Grab the mop ‘n bucket

I decided to reprocess an oldie but goodie from 2010 and change things up with a grungy UrbEx scene. I nabbed this shot on my first visit to this mill with my friend back east, Bob Lussier. I do miss my outings with him very much.

The important lesson about this point is that it’s ok to interact with your environment to make your shot. Originally, this image was framed without the bucket. As I looked through the viewfinder, I liked the overall composition but it was missing a focal point. I needed and anchor for your eye to start and end at. I saw a bucket behind me, arranged it as you see it, and took the shot. In my opinion, the bucket is what makes the shot mine.

I know photographers who have this odd code where they won’t allow themselves to interact with their environment. Outside of photojournalism, I’m not sure why that invisible deterrent should be placed on oneself. It’s akin to photographers who feel that the only worthy photo is the one that is SOOC (Straight Out Of Camera). The bottom line is that you’re the photographer creating your photo. If you’re not journaling an event or being paid by someone else for that particular image, do whatever you want to make it yours.

In terms of processing
This is a mildly tone-mapped HDR image using nine brackets and Photomatix Pro.

Stylization was done in Perfect Effects 4 by onOne Software. I combined a Soft Light blend of Blue Dawn and a touch of Urban Sickness to give it that blue/green cross processed look. I also masked in some Tonal Contrast on the floor.

Final touches were applied in Lightroom 4.3.

  • nice still guy

  • Cool! Love hearing your thoughts on this.

  • Love the reboot of this one. I have very fond memories of that day, and the many that followed.

  • Interesting point made about interacting with the scene. I've felt this way about shots that I've made, feeling like I need to "preserve" the scene. Maybe I should look into forensic photography. ;)

    Now, I think I will be looking at my scenes differently.

  • +Brian Matiash at his best! These are my favorite shots of yours bud – taking a somewhat uninteresting scene and making it awesome! Great redo!

  • thanks a lot for the mention of photo effects..;)

  • Gorgeous shot, and such great depth.  I am all for setting up a scene in an urbex location, though often find that whoever visited for me have already done just that so I simply get to photograph and interpret the story in the scene instead of having to create one myself.

  • I like the end result, good job.

  • As long as nobody was hurt in the moving of the bucket, I say "rules be damned".

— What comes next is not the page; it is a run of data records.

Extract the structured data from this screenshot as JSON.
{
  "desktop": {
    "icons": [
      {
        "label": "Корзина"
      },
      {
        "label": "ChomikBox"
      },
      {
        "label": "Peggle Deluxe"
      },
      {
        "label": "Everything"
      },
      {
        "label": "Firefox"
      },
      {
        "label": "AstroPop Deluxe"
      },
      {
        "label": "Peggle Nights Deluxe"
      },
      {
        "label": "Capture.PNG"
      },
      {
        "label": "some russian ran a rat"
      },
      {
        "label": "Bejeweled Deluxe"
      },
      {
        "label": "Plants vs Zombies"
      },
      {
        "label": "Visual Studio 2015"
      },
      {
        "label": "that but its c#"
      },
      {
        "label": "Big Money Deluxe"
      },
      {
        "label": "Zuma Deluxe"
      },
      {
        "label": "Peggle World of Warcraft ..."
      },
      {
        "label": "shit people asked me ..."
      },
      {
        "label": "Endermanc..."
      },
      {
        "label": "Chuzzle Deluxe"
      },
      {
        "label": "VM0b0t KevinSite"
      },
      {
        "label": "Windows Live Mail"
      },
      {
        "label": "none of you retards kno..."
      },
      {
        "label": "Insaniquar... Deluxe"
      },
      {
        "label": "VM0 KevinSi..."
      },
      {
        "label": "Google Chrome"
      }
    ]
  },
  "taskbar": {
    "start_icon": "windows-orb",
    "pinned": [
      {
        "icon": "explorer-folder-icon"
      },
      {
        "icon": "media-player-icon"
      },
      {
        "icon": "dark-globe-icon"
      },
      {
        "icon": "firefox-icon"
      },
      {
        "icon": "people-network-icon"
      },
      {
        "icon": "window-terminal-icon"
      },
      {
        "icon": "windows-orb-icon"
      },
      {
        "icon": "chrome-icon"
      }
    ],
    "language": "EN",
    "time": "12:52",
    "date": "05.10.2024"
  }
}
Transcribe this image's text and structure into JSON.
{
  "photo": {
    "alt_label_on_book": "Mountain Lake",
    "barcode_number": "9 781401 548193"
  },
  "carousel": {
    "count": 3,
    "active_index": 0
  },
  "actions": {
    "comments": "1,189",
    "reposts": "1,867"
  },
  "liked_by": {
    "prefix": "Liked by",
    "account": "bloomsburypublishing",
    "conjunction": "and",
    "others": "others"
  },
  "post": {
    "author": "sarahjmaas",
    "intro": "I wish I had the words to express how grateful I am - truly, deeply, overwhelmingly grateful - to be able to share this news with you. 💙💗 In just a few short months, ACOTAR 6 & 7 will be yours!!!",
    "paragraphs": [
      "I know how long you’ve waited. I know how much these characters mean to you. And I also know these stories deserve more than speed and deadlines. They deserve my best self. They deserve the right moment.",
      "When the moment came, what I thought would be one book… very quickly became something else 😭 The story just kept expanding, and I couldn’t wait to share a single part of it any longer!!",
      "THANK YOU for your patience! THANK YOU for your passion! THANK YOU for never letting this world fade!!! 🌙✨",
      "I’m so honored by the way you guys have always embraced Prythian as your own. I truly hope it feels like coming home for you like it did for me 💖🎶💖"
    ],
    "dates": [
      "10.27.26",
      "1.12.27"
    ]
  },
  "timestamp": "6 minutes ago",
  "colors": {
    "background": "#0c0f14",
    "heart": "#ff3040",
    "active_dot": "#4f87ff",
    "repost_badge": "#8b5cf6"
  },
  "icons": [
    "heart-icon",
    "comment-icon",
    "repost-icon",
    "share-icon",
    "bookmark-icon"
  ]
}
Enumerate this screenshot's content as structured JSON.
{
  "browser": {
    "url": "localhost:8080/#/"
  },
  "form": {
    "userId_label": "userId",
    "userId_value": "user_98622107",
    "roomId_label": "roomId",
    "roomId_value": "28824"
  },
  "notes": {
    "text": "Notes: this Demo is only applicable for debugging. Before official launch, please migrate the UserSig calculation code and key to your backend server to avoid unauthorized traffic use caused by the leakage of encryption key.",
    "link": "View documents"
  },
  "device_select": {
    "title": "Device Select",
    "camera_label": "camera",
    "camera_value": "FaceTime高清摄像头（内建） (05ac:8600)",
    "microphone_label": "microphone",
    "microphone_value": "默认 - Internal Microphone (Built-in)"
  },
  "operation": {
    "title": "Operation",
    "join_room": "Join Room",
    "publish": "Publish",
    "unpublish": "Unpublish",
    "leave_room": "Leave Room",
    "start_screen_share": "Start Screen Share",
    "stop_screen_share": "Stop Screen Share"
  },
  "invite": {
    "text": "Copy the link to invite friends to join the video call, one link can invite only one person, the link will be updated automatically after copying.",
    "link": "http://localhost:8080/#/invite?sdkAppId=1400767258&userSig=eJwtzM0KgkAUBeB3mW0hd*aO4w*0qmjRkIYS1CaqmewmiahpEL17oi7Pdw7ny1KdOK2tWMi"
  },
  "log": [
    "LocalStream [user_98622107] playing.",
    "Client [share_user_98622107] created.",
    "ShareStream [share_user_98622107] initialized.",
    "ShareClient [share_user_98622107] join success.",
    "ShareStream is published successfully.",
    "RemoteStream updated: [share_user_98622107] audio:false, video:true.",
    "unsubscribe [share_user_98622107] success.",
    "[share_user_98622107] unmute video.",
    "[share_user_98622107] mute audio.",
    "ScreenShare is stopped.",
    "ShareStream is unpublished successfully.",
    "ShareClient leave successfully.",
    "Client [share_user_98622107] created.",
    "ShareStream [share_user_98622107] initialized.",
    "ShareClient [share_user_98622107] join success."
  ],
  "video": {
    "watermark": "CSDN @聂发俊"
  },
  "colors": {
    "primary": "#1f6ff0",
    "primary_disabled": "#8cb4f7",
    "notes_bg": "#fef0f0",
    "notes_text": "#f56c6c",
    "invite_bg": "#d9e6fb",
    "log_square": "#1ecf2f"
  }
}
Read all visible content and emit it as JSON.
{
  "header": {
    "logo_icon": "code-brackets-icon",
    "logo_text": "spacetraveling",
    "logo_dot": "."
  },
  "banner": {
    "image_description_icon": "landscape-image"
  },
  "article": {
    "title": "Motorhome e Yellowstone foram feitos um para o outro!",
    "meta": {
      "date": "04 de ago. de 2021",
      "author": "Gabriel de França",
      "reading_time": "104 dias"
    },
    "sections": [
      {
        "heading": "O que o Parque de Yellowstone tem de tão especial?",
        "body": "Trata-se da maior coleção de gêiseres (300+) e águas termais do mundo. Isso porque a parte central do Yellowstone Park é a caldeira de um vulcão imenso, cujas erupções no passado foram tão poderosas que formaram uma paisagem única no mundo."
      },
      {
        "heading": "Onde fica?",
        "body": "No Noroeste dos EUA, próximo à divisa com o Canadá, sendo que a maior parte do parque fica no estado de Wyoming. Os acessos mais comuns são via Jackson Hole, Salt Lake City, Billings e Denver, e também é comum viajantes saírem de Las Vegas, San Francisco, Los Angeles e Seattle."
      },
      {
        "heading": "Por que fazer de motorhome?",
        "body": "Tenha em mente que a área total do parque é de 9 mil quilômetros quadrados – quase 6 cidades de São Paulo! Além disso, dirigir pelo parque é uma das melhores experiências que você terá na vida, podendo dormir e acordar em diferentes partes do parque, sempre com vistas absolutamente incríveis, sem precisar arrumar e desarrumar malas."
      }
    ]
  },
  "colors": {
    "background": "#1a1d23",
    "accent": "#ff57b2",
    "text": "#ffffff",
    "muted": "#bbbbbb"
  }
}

  • BTW. That bucket is still in the Stone Mill.

  • That ladder is still in the exact same place too – 3 years later.

  • Some things never change.

  • An odd request: can you post some of the details about the shot?  (aperture, F-stop, etc)  I downloaded the pic but the info is missing.  I'm personally always interested in the details behind the great photos.

  • +Douglas Boehme If you click open the image, click on the tiny 'Options' dropdown at the bottom and click 'Photo Details', you'll see the EXIF. But for convenience, I'm pasting those details here:

    Aperture: f/4
    Focal Length: 17 mm (Canon TS-E 17mm f/4L)
    ISO Speed: 100

    No shutter speed because it is an tone-mapped image comprised of multiple bracketed images with varying shutter speeds.

  • I came to look at the great photo and came away learning something cool about Google+.  My day is complete!!! :)

  • so true Brian…you definitely "made it yours". Nice job!

  • Good point and a very nice image.

  • great use of the 17 T-se!

  • Great image !!

  • Nice shot, Brian! Interestingly enough, I spent some time last night processing some of the Stone Mill shots I took with Bob last October. What an excellent location that place is!

  • One of my fav pic